“To be clear, this non-binding advisory guidance does not change the rules that have been established and in place for over a week now under Executive Order 107,” Murphy said. “If you have been working as part of our frontline response effort, from health care workers to supermarket workers, we still need you on the job.”
There is no curfew in New Jersey, and residents who leave their homes will not be arrested or charged, contrary to rumors. Murphy’s stay-at-home order, which was issued last Saturday, bans group and large gatherings. Residents are allowed to go to grocery stores, pharmacies, and other essential businesses and to work if they are essential employees. When residents are in public, they are supposed to maintain a distance of at least six feet from others.
“I encourage all New Jerseyans to continue practicing aggressive social distancing and take personal responsibility to help us get through this public health emergency,” Murphy said.
Earlier in the day, Trump said he was considering a short-term quarantine of “hot spots” in parts of the tri-state area of New York, New Jersey, and Connecticut.
In a series of tweets posted by Trump Saturday night, he said after consultation with members of his administration and local leaders, a travel advisory, not an “enforced quarantine” would be the proper measure to take in the region.
Earlier today at his daily press briefing, Trump broached the idea of a quarantine.
“We’re thinking about certain things. Some people would like to see New York quarantined because it’s a hotspot. We might not have to do it, but there’s a possibility that sometime today we’ll do a quarantine, short-term, two weeks on New York. Probably New Jersey, certain parts of Connecticut,” Trump said. “I’d rather not do it, but we may need it.”

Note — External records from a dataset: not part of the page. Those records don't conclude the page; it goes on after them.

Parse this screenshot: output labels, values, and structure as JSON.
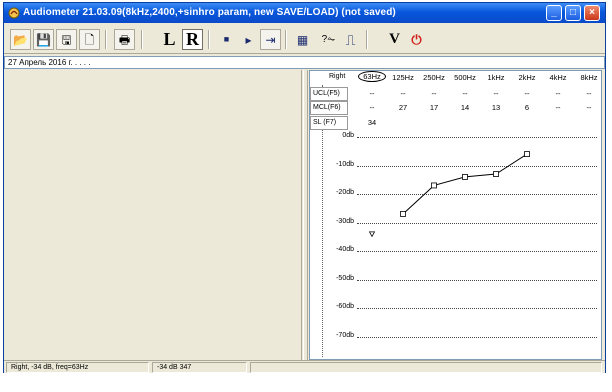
{
  "window": {
    "title": "Audiometer 21.03.09(8kHz,2400,+sinhro param, new SAVE/LOAD) (not saved)",
    "controls": [
      "_",
      "□",
      "×"
    ]
  },
  "toolbar": {
    "buttons": [
      {
        "name": "open",
        "icon": "folder-open-icon",
        "glyph": "📂"
      },
      {
        "name": "save",
        "icon": "floppy-save-icon",
        "glyph": "💾"
      },
      {
        "name": "save-all",
        "icon": "save-all-icon",
        "glyph": "🖫"
      },
      {
        "name": "new",
        "icon": "new-document-icon",
        "glyph": "🗋"
      },
      {
        "name": "print",
        "icon": "printer-icon",
        "glyph": "🖶"
      }
    ],
    "left_ear_label": "L",
    "right_ear_label": "R",
    "stop_glyph": "■",
    "play_glyph": "▸",
    "step_glyph": "⇥",
    "grid_glyph": "▦",
    "tone_glyph": "?⏦",
    "pulse_glyph": "⎍",
    "v_label": "V",
    "power_glyph": "⏻"
  },
  "date_text": "27 Апрель 2016 г. . . . .",
  "audiogram": {
    "ear_label": "Right",
    "frequencies": [
      "63Hz",
      "125Hz",
      "250Hz",
      "500Hz",
      "1kHz",
      "2kHz",
      "4kHz",
      "8kHz"
    ],
    "selected_frequency": "63Hz",
    "rows": [
      {
        "label": "UCL(F5)",
        "values": [
          "--",
          "--",
          "--",
          "--",
          "--",
          "--",
          "--",
          "--"
        ]
      },
      {
        "label": "MCL(F6)",
        "values": [
          "--",
          "27",
          "17",
          "14",
          "13",
          "6",
          "--",
          "--"
        ]
      },
      {
        "label": "SL (F7)",
        "values": [
          "34",
          "",
          "",
          "",
          "",
          "",
          "",
          ""
        ]
      }
    ],
    "db_levels": [
      "0db",
      "-10db",
      "-20db",
      "-30db",
      "-40db",
      "-50db",
      "-60db",
      "-70db"
    ]
  },
  "chart_data": {
    "type": "line",
    "categories": [
      "63Hz",
      "125Hz",
      "250Hz",
      "500Hz",
      "1kHz",
      "2kHz",
      "4kHz",
      "8kHz"
    ],
    "series": [
      {
        "values": [
          null,
          -27,
          -17,
          -14,
          -13,
          -6,
          null,
          null
        ],
        "color": "#000000",
        "marker": "square"
      }
    ],
    "extra_points": [
      {
        "category": "63Hz",
        "value": -34,
        "marker": "triangle-down"
      }
    ],
    "ylim": [
      0,
      -70
    ],
    "yticks": [
      "0db",
      "-10db",
      "-20db",
      "-30db",
      "-40db",
      "-50db",
      "-60db",
      "-70db"
    ],
    "grid": true
  },
  "status": {
    "left": "Right, -34 dB, freq=63Hz",
    "mid": "-34 dB  347",
    "right": ""
  }
}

Gov. Andrew Cuomo compared the president’s suggestion that he was considering a quarantine on the New York region to “a declaration of war on states.”
“I didn’t speak to him about any quarantine,” Cuomo said during a press conference Saturday afternoon. “I don’t even know what that means. I don’t know how that could be legally enforceable. I don’t even like the sound of it.”
Governors, not the federal government, have the broadest quarantine and isolation authority. The U.S. Constitution leaves that kind of police power in the hands of the states.